Unfortunately, there is not much that really helps when the outbreaks come, except to suffer through them, "suffer" being the key word here, since the outbreaks are often extremely painful.

Signs and symptoms

It is characterized by outbreaks of rashes and blisters in the skin, usually in the folds of the skins, but also often over large areas of the body. The painful blisters break and sometimes become infected and raw, with new blisters forming over raw skin in a sometimes seemingly unending cycle of outbreaks.

Causes

The cause of the disease is a defect in the calcium pump ATP2C1[3] gene which is located on chromosome 3. This causes the cells of the skin to not adhere together properly, causing the blisters and rashes. There is no cure.

Treatment

Topical steroid preparations have some effect during outbreaks, but do not stop them. Secondary bacterial, fungal and/or viral infections are common and may exacerbate an outbreak. Avoiding heat and friction of affected areas and keeping the area clean and dry work about as well.

Some have found relief in laser resurfacing that burns off the top layer of the epidermis, allowing healthy non-affected skin to regrow in its place. Reducing sweat production is helpful in many cases. Some patients have found that outbreaks are triggered by certain foods, hormone cycles and stress.

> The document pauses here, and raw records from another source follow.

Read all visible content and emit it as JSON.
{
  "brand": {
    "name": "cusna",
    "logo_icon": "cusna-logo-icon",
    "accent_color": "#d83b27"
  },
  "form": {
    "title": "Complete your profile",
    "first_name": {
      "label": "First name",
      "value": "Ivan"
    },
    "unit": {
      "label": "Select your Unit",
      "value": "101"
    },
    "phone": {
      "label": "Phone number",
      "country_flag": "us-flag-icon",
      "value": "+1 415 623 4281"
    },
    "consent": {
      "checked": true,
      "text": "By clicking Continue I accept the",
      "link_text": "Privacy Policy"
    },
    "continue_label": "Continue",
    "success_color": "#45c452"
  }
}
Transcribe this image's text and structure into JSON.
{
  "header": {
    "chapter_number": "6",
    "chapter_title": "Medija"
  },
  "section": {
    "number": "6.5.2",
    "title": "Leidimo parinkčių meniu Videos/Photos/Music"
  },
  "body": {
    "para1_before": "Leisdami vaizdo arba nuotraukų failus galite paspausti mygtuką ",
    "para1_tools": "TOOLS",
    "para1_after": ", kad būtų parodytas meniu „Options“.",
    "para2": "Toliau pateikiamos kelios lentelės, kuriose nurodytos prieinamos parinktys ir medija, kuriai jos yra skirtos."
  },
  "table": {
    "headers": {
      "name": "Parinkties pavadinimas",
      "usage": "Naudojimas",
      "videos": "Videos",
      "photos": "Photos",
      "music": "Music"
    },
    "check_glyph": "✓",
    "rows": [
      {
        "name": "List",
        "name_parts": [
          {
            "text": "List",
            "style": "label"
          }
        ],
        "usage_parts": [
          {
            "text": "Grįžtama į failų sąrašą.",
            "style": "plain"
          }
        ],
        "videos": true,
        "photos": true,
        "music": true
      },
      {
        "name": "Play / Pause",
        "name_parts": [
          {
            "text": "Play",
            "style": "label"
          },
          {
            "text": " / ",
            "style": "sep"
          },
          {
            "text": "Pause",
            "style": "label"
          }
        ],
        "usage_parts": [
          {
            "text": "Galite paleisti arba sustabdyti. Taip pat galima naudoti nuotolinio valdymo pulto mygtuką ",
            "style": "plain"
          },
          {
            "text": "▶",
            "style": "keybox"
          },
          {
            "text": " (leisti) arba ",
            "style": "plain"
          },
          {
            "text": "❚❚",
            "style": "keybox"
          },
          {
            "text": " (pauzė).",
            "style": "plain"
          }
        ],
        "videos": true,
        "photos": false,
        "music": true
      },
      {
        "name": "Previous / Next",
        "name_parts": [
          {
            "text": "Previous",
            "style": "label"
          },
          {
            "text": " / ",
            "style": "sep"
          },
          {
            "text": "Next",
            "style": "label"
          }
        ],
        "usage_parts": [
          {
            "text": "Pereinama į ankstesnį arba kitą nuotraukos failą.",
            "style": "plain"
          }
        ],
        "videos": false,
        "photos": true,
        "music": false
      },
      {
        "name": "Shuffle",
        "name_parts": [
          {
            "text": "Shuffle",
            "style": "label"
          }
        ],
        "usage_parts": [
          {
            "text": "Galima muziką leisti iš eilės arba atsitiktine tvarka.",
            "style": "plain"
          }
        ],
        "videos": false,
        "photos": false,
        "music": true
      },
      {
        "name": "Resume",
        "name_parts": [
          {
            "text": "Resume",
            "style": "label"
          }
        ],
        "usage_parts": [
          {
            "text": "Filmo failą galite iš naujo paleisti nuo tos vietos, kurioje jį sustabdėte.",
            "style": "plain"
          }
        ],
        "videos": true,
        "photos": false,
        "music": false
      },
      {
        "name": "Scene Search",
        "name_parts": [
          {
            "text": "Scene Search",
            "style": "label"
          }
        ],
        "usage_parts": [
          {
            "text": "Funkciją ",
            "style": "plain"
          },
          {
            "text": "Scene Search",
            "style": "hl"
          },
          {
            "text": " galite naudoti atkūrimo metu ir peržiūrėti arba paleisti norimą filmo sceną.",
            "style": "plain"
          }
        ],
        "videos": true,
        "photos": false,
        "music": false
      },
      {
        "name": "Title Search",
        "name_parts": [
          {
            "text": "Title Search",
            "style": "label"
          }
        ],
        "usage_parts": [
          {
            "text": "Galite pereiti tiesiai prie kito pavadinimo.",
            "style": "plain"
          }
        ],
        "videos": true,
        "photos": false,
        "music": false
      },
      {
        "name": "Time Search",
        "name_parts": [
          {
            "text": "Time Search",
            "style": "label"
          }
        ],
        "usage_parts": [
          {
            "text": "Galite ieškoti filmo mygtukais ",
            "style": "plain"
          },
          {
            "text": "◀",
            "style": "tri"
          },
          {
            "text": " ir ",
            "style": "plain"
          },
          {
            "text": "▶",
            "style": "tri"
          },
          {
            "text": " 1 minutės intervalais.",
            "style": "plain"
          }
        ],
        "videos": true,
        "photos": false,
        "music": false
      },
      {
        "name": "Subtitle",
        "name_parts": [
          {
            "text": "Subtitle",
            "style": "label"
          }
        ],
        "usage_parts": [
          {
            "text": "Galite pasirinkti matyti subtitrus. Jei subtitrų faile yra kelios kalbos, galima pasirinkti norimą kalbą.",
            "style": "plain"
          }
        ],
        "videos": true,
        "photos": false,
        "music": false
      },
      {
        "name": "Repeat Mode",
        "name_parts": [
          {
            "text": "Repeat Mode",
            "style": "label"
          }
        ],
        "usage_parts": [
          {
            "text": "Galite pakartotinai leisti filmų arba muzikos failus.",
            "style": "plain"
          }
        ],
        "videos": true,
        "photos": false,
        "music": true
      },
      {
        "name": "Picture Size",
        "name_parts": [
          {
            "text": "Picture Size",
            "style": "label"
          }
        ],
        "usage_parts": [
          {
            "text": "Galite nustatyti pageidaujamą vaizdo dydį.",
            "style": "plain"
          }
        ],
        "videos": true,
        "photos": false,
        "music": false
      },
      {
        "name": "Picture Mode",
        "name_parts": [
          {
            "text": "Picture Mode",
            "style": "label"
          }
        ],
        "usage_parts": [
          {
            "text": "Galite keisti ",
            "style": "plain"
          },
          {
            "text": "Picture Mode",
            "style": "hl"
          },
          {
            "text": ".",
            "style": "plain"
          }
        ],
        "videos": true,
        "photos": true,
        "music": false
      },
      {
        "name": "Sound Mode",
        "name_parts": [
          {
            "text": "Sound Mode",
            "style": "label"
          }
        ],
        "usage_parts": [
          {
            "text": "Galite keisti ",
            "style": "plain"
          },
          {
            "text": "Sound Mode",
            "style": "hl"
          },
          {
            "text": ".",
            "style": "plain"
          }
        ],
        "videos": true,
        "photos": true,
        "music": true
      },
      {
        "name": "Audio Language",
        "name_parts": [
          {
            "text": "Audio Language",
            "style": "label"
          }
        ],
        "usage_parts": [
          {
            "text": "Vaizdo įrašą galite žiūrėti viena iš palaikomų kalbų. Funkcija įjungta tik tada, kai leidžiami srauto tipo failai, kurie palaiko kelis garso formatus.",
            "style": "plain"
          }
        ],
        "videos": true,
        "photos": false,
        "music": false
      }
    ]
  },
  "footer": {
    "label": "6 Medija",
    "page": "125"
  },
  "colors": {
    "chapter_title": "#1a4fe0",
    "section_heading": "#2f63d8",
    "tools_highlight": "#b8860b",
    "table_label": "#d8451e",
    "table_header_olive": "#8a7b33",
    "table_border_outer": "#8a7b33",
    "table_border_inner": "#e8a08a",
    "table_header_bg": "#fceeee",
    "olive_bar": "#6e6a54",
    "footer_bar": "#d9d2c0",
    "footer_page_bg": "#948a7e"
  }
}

References

  1. synd/2081 at Who Named It
  2. H. Hailey, H. Hailey. Familial benign chronic pemphigus. Report of 13 cases in four generations of a family and report of 9 additional cases in 4 generations of a family. Archives of Dermatology and Syphilology, Chicago, 1939, 39: 679-685.
  3. Hu Z, Bonifas JM, Beech J, et al (January 2000). "Mutations in ATP2C1, encoding a calcium pump, cause Hailey-Hailey disease". Nat. Genet. 24 (1): 61–5. doi:10.1038/71701. PMID 10615129.

Controversy

Pemphigus is not Benign Familial Pemphigus, usually called Hailey-Hailey disease. Some medical books refer to Hailey-Hailey Disease as 'Benign Familial Pemphigus' but it is not true pemphigus. Hailey-Hailey is not an autoimmune disease as is pemphigus, it is genetic. There are some similarities in the blisters, but Hailey-Hailey is not caused by an auto-antibody, as in PV. For more information Click here

External links

de:Morbus Hailey-Hailey

nl:Familiaire benigne chronische pemphigus


Navigation WikiDoc | WikiPatient | Up To Date Pages | Recently Edited Pages | Recently Added Pictures

Table of Contents In Alphabetical Order | By Individual Diseases | Signs and Symptoms | Physical Examination | Lab Tests | Drugs

Editor Tools Become an Editor | Editors Help Menu | Create a Page | Edit a Page | Upload a Picture or File | Printable version | Permanent link | Maintain Pages | What Pages Link Here
There is no pharmaceutical or device industry support for this site and we need your viewer supported Donations | Editorial Board | Governance | Licensing | Disclaimers | Avoid Plagiarism | Policies
Linked-in.jpg